WHAT THE TASK ASKS
Search the entries for lines that contain the word "decimal", and report each one found.

*** RECORD EXCERPTS

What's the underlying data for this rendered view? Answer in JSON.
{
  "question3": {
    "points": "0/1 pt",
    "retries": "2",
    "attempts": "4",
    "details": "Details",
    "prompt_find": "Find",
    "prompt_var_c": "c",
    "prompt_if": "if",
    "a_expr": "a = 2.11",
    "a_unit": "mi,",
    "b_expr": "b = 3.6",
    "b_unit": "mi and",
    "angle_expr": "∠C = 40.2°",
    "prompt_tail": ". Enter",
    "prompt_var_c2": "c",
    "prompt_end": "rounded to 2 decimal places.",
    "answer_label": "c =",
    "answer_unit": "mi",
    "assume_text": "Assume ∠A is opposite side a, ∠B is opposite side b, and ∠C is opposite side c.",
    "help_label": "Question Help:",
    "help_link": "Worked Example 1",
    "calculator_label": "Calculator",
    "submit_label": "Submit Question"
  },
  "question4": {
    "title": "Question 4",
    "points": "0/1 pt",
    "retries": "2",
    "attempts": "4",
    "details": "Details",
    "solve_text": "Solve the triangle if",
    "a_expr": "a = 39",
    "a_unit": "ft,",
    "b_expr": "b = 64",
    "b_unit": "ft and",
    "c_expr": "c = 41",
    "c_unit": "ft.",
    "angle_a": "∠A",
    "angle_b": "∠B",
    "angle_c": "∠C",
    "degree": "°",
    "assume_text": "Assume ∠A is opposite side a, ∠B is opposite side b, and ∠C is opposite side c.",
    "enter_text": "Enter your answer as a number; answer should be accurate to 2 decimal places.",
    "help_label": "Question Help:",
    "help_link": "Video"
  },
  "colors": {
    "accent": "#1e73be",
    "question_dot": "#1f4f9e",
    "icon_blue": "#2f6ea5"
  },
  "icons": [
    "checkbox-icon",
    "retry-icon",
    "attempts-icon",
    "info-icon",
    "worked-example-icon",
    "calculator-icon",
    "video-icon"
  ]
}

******

ANSWER TO THIS EXERCISE
    "prompt_end": "rounded to 2 decimal places.",
    "enter_text": "Enter your answer as a number; answer should be accurate to 2 decimal places.",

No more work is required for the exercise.